## TASK STATEMENT:
Among the lines of the records below, copy those that hold the word "content".

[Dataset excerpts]
- Opening Delimiter -

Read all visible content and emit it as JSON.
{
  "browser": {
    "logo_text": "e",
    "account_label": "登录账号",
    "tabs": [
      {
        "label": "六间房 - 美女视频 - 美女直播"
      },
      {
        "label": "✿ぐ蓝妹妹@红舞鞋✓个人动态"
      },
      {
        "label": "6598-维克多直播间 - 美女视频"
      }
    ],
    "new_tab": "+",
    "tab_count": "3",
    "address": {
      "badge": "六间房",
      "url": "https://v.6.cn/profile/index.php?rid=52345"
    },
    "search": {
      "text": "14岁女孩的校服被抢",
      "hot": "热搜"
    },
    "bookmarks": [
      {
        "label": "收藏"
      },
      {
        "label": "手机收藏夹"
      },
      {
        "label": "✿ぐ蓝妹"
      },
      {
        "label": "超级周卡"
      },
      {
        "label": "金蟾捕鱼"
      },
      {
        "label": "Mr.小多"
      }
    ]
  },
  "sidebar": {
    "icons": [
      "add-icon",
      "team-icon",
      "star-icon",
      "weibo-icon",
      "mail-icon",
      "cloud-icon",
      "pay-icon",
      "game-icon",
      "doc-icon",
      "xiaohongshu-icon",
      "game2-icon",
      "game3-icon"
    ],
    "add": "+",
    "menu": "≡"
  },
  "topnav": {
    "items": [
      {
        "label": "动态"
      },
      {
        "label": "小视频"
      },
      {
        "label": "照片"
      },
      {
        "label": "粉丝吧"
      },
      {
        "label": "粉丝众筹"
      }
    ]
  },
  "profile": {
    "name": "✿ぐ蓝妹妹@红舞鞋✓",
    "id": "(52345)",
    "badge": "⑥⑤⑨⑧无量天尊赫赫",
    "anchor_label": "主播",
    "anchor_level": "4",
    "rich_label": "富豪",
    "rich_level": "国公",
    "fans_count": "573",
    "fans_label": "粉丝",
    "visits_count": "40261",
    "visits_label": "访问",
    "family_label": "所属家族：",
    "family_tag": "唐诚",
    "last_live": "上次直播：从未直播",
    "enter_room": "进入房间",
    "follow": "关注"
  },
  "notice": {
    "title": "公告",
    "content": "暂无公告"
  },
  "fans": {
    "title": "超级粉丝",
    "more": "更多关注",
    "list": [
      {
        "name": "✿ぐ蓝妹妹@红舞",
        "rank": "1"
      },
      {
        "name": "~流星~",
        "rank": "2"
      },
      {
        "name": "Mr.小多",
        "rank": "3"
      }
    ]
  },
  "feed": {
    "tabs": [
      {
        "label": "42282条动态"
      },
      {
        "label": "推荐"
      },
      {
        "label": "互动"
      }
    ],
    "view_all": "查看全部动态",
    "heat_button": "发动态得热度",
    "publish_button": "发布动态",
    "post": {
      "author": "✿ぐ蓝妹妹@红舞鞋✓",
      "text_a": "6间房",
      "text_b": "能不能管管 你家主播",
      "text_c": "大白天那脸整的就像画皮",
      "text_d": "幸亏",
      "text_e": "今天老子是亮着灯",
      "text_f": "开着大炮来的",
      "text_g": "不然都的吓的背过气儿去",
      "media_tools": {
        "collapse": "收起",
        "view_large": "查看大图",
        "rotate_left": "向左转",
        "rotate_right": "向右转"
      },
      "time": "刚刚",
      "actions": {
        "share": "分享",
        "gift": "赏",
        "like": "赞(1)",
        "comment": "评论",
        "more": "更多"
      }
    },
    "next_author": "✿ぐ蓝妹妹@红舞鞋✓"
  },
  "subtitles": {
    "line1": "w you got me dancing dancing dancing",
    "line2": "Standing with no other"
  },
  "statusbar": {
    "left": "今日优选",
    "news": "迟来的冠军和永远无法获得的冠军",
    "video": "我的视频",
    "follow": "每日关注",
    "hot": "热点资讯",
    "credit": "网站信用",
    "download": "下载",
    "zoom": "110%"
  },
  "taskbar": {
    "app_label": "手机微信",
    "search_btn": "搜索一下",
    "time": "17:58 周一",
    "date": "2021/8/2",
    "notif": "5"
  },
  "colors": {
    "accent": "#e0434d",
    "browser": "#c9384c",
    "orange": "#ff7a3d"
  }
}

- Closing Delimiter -

## ANSWER SPACE:
Read all visible content and emit it as JSON.
    "content": "暂无公告"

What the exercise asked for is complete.